Why Hold a Pre-Construction Meeting?

Whether you are involved with the design, installation or the manufacture of stormwater BMP’s, the key ingredient to a successful project is communication.  Poor communication, or worse, no communication, can be a project's downfall. The best way to ensure excellent project communication is to have a pre-construction meeting.

But why have a preconstruction meeting for stormwater BMP’s?  They are not that complicated, right? It’s fair to say that all stakeholders (owner, engineer, contractor and manufacturer) want a successful project. Taking the time a week prior to installation to cover key items will save time, and money, by recognizing and mitigating any issues before they arise.

When should the preconstruction meeting take place?

It’s best to hold the actual meeting no more than a week prior to the start of the actual installation. This way the information is still fresh in everyone's minds. This time frame also allows all the primary players time to adjust to new and changing information.

Generally speaking, a preconstruction meeting should take place under the following conditions:

1. If it’s the engineers first time designing the BMP or the contractors first time installing the BMP

2. If the BMP is new to the geographic area.

3. If the project has joint tightness requirements.

4. If you are installing a detention system and the pipe material requires any special backfill or other installation techniques i.e. flowable fill, thrust blocks, backfill type, etc

5. If the project’s BMP has any post-installation requirements in order to be placed online.

Many of these items should be also covered in the design phase of the project. This makes sure that the owner and engineer feel comfortable using and designing the BMP and the contractor has the information to properly bid the installation. However, holding the preconstruction meeting assures that any items which have inadvertently slipped through the cracks are addressed early in the construction phase. This minimizes wasted head-scratching time on site.

Who should attend?

The key players are the project owner, engineers, contractor and BMP supplier. Other entities to be considered are the QA/QC engineer, geotechnical engineer, backfill supplier and any affected sub-contractors.  Ideally, the attendees from each entity will be:


• Project Manager

• Design Engineer, if different from the Project Manager

• QA/QC or Site Monitor


• Project Manager

• Estimator, if different from the Project Manager

• Site Superintendent

• Crew Superintendent

BMP Supplier

• Technical Representative

• Sales person, if different from the Technical Representative

Every company uses different titles for different roles.  The primary concern is to make sure that all the required information makes its way to all the people who affect the pipe’s successful installation.

What should be discussed?

The meeting is generally led by the BMP supplier because they will discuss their recommendations based on their experience with the specified system(s).  That being said, the best preconstruction meetings are open forums rather than presentations.  Everyone should feel free to ask questions, bring unforeseen issues to light, and add input based from their previous experiences. Each BMP preconstruction meeting should review the following at a minimum:

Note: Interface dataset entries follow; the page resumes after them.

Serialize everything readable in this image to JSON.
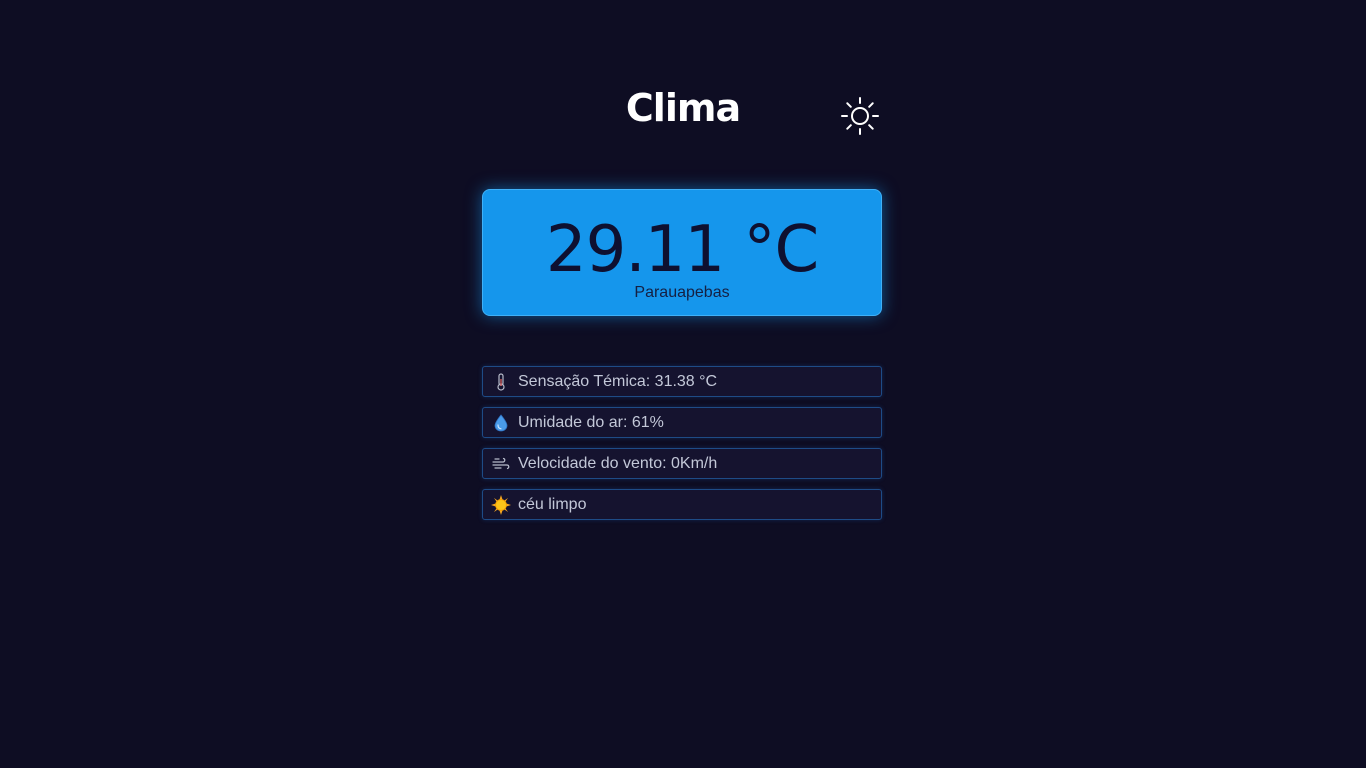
{
  "header": {
    "title": "Clima",
    "theme_toggle_icon": "sun-icon"
  },
  "weather": {
    "temperature": "29.11 °C",
    "city": "Parauapebas"
  },
  "details": [
    {
      "icon": "thermometer-icon",
      "text": "Sensação Témica: 31.38 °C"
    },
    {
      "icon": "water-drop-icon",
      "text": "Umidade do ar: 61%"
    },
    {
      "icon": "wind-icon",
      "text": "Velocidade do vento: 0Km/h"
    },
    {
      "icon": "sun-emoji-icon",
      "text": "céu limpo"
    }
  ],
  "colors": {
    "background": "#0e0d23",
    "card": "#1596ec",
    "row_border": "#1e4b86"
  }
}
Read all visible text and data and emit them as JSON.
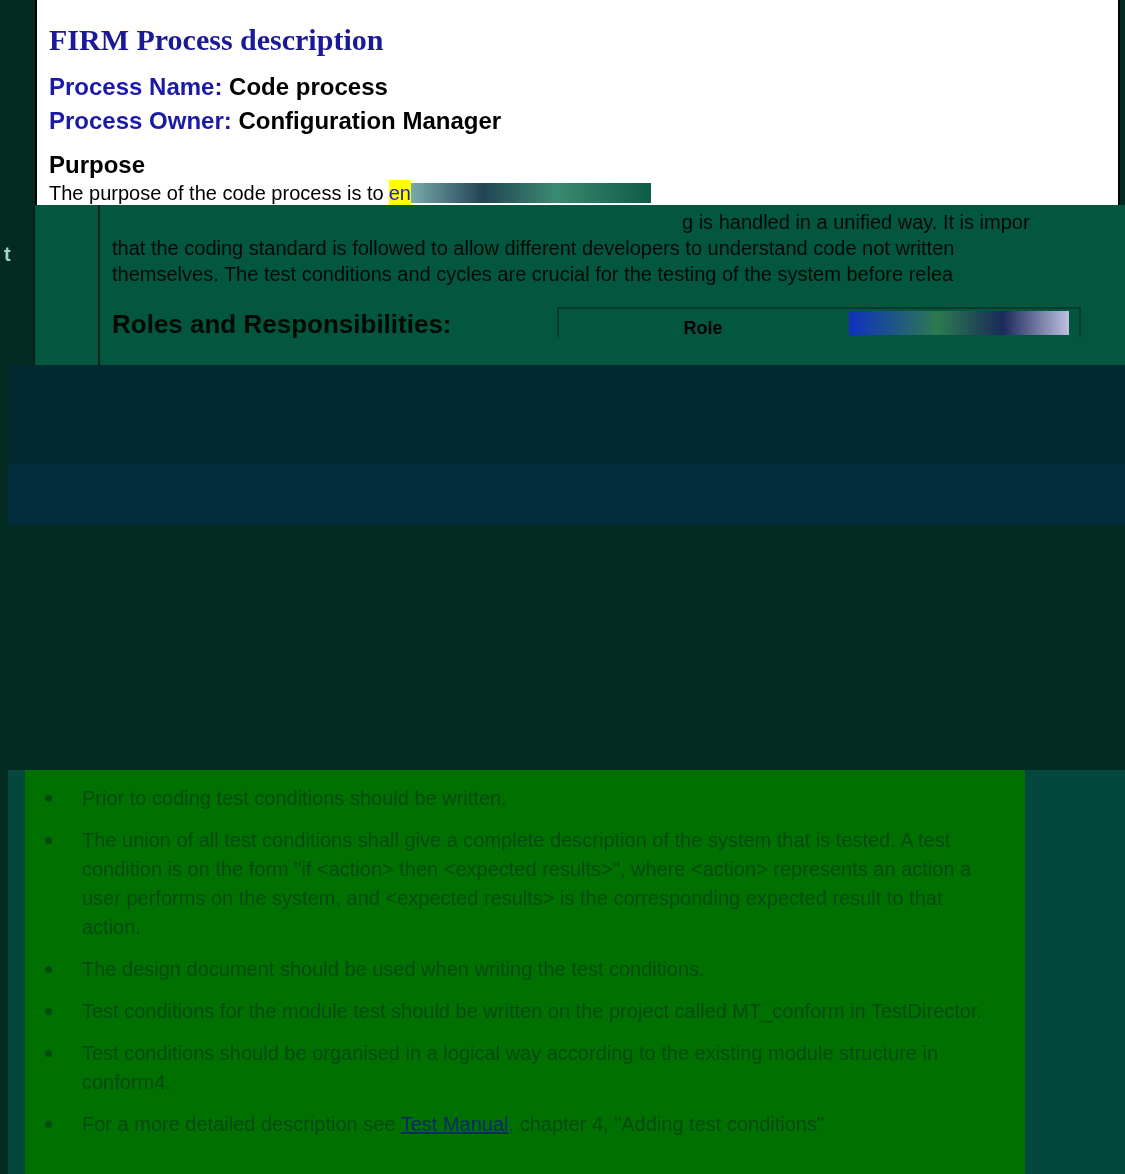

Submittal package and drawing review

• Many installations require items like manholes, manhole lids, ladders, etc.  Review what the BMP supplier is supplying and what they are not.

• Some BMP manufacturers provide on-site QA/QC and installation support, others do not.  Who is on site ensuring a successful installation?

BMP material delivery timeframes

• Supplier’s availability should be reconciled with the contractor’s on-site requirements.

• Which pieces needed on-site first?

• How is it being delivered (number and type of delivery vehicle, etc.)?


• What material will the supplier provide and what material is the responsibility of the installation contractor? 

• What type of lifting devices are needed to offload and install the BMP and who will be supplying these?

• What is the overall weight of the heaviest piece and what equipment will be used to handle this? 

• Will any components need to be installed after the installation? If so, who will be installing these? What role, if any, does the contractor play in this?

• Are there any special backfilling requirements?

• What post-installation requirements are needed to place the BMP online? Who will be responsible for these?

Much of this information will have been transferred during the bidding phase of the project, and it may seem that getting together to review it is not required.  Considerations like permitting, material availability, weather, miscommunication, and other projects can easily change many project aspects.  Identifying these discrepancies early is the key to effectively addressing them.

A successful preconstruction meeting will help bring all the project stakeholders together to discuss how to successfully complete the project.  It will identify any discrepancies between each stakeholder early enough to address them effectively and economically.  It also provides a map of the stakeholders should a later issue on the job site arise.  In the end, early communication is always the key to a successful project.